Saturday 28 July 2007

Time of Trial.....

Of course the challenge presented by the growing pile of as-yet untested books isn't limited to where they're going to live, and dinner menus this past week were significantly devoted to giving a few of the recipes a test flight, to see whether the books actually merited the bookshelf challenge anyway! The main publications under review were Moro (2), Richard Olney's Simple French Food, and The Chocolate Bible (Christine Macfadden's version, rather than The Chocolate Bible I've known and loved for many years by Christian Teubner).

From Moro, the highlight was definitely roast Skate Wing, closely followed by Lamb roast with Honey; Olney's contribution was a dish of Chicken with Fennel and Garlic, and something from his dessert section; and the Chocolate contributions were a Phyllo 'coil' of Chocolate with chopped dates and ground almonds, and some individual steamed Chocolate puddings with apple and Cranberries inside.

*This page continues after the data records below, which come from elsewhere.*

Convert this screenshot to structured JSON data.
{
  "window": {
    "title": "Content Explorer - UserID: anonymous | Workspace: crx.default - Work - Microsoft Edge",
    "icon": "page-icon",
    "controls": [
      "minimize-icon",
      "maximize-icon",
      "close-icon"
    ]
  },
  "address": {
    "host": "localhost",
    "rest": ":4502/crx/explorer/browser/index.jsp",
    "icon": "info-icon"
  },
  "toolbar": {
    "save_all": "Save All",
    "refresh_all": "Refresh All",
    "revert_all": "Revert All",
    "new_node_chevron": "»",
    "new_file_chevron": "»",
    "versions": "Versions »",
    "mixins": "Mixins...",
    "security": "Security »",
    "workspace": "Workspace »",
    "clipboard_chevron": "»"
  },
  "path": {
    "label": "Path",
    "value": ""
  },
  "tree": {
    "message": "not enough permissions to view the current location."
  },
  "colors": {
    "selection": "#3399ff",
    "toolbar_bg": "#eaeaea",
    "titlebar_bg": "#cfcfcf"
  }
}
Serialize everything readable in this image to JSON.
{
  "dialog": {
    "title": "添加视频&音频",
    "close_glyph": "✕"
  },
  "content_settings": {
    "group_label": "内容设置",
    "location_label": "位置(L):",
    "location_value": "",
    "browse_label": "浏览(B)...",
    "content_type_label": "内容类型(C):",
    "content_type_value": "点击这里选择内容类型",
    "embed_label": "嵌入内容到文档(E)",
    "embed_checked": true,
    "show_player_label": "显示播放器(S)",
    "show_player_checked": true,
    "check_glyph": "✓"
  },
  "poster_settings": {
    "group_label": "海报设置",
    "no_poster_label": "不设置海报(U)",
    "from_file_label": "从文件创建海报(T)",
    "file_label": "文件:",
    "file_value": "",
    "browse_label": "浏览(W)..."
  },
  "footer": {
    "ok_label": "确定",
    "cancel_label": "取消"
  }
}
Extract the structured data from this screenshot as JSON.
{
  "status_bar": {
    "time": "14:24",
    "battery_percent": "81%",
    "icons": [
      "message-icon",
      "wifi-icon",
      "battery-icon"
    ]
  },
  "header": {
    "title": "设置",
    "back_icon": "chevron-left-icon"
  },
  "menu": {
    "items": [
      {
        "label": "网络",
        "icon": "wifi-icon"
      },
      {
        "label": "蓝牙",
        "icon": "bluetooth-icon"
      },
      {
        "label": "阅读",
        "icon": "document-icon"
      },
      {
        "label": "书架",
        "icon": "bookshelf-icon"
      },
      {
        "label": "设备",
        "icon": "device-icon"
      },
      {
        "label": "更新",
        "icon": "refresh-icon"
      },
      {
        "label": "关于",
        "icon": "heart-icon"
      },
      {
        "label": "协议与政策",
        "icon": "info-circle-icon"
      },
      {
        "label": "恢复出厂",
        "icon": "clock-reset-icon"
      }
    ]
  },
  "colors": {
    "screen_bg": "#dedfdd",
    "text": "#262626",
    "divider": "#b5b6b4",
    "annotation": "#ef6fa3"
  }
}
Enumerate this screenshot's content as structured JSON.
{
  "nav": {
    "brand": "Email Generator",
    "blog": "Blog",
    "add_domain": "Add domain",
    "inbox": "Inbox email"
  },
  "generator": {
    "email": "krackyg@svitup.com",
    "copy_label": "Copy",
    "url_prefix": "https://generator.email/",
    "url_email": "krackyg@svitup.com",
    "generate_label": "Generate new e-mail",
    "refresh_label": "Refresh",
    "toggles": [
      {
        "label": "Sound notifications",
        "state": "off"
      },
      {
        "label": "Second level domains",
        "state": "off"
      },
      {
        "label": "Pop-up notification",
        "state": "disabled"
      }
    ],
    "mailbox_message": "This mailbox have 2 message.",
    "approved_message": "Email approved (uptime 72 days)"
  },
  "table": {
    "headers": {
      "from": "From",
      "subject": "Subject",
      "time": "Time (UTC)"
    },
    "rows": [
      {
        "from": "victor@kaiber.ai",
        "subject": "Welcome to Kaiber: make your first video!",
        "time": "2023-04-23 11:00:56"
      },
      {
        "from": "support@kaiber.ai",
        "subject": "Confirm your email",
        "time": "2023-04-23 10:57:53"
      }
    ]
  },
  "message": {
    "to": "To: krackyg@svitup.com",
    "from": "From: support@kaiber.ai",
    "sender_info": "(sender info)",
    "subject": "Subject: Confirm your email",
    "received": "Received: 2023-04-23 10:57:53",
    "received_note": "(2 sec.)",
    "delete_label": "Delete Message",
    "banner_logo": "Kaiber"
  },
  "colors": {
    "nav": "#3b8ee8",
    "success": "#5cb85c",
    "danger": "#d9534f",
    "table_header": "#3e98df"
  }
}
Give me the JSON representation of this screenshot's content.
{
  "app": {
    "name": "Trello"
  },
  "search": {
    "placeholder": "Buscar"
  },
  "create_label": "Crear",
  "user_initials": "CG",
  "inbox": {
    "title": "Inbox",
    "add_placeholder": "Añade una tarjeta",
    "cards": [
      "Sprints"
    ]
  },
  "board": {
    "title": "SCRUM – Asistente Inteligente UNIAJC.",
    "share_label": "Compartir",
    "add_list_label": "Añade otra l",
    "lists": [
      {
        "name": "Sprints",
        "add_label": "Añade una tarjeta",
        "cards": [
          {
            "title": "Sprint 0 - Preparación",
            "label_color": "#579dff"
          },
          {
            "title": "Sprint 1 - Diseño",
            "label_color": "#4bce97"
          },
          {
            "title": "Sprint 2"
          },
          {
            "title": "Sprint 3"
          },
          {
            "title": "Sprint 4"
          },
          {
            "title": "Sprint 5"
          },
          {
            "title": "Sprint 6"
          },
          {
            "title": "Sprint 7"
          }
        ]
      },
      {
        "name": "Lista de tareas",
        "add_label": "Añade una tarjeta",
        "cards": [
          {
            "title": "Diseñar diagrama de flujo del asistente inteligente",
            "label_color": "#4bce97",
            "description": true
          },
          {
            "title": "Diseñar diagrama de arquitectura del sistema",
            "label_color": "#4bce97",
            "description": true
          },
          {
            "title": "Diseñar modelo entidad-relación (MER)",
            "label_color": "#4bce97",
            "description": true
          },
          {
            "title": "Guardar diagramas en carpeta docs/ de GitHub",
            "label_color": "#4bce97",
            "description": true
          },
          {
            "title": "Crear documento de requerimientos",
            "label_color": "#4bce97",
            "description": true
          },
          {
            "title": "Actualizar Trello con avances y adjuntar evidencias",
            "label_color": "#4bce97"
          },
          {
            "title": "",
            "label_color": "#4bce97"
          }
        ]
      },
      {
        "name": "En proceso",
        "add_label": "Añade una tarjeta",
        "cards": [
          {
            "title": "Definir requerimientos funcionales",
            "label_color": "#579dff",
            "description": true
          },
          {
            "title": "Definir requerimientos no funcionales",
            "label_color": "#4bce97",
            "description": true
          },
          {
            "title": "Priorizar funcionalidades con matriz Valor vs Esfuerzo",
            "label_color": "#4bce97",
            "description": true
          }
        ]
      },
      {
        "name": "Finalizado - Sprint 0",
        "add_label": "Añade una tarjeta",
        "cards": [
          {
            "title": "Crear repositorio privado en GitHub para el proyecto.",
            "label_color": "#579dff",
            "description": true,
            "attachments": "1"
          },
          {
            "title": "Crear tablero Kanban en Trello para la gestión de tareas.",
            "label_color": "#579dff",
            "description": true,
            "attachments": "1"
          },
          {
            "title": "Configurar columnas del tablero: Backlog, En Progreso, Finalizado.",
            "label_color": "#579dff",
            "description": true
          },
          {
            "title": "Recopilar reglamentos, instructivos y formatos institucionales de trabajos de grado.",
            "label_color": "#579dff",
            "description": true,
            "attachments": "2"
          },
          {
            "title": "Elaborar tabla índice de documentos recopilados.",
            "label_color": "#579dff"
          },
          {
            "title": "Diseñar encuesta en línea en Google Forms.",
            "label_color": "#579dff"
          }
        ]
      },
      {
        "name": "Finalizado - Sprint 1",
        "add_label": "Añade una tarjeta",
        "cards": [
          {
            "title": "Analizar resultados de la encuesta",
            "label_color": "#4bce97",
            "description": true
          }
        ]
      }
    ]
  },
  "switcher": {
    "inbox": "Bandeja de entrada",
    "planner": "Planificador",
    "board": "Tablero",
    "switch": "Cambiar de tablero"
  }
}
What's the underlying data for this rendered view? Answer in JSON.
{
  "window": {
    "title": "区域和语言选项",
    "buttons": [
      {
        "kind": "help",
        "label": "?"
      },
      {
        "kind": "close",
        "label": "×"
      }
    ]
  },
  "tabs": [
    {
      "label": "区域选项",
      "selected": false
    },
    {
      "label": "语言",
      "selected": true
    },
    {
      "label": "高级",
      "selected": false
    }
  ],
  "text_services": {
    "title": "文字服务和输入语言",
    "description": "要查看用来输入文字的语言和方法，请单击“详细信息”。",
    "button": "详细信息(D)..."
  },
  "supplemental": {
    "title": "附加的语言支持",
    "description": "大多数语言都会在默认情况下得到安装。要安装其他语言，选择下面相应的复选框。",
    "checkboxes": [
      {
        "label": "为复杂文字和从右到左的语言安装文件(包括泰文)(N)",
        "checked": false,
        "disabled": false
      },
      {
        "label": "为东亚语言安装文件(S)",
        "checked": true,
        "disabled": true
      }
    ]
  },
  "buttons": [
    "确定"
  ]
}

And the verdict? Moro got a definite and resounding thumbs-up. I like their style of cooking - in many instances the main ingredients are very little mucked around, and are cooked very simply, either baked or roast or grilled, and the interesting accents come from the addition of a well-flavoured sauce at the end. The Chocolate Bible got qualified approval - the recipes as they stand are a little too close to nursery food for my liking, but they provide an interesting basis from which to work thereafter. For instance, next time, I'll add some praline paste to the steamed puddings, to lift them to another level; and I'll adopt the chocolate-date-almond combination to be used in an entirely different way (the Phyllo 'coil' seemed deeply questionable as a presentation method - a kindly critique would say it looked like a worm cast; an unkind one might be rather more graphic....)

And Mr Olney? Well, there was a bit of a surprise. He's been on my hit-list for longer than I care to remember, and has been enthusiastically mentioned in passing over the years by many of the greats. I don't really know why it's taken me so long to get around to him......And, having now done so, I'm afraid the jury remains out. The Chicken dish - which read splendidly on the page - should have been great....but somehow wasn't. I excused it on the basis that the chicken was naturally rather flavourless. The dessert - Pudding Creme aux Pommes - was........odd. Bread pudding, with a layer of cooked apple over the top, effectively. Alright, if you like that sort of thing, I suppose. Frankly, I concluded, having looked through the rest of the rather slim dessert section, Mr Olney was not a desserts man.....So, I expect I'll give him another go...but maybe not just yet.....which perhaps speaks volumes.

Tonight's Dinner:

Tartes aux Moules (Pomiane version).

Pork Chops with Mustard Sauce, and Broccoli Puree.

Pommes Normande with Vanilla Ice Cream.


Joanna said...

Sorry to do this to you, when I know you're trying to get rid of cookery books, but on French country food, one of the best writers around is Geraldine Holt - intelligent, interesting, sense of history, sense of place, good complex recipes which translate into simple actions in the kitchen ... I've never understood why she isn't better known, because she's definitely one of the best British food writers. Then you could throw away the Olney.


Pomiane said...

I looked her up on Amazon after your previous comments about her - with not much luck (not readily available). I'd better try Abe, I guess.
Still not entirely convinced about Olney, since so many others have lauded him to the heavens. Definitely not feeling warm, perhaps I should go with my instincts.

Anonymous said...

I think, well actually I know, the lady's name is GeraldEne. There are copies on Amazon.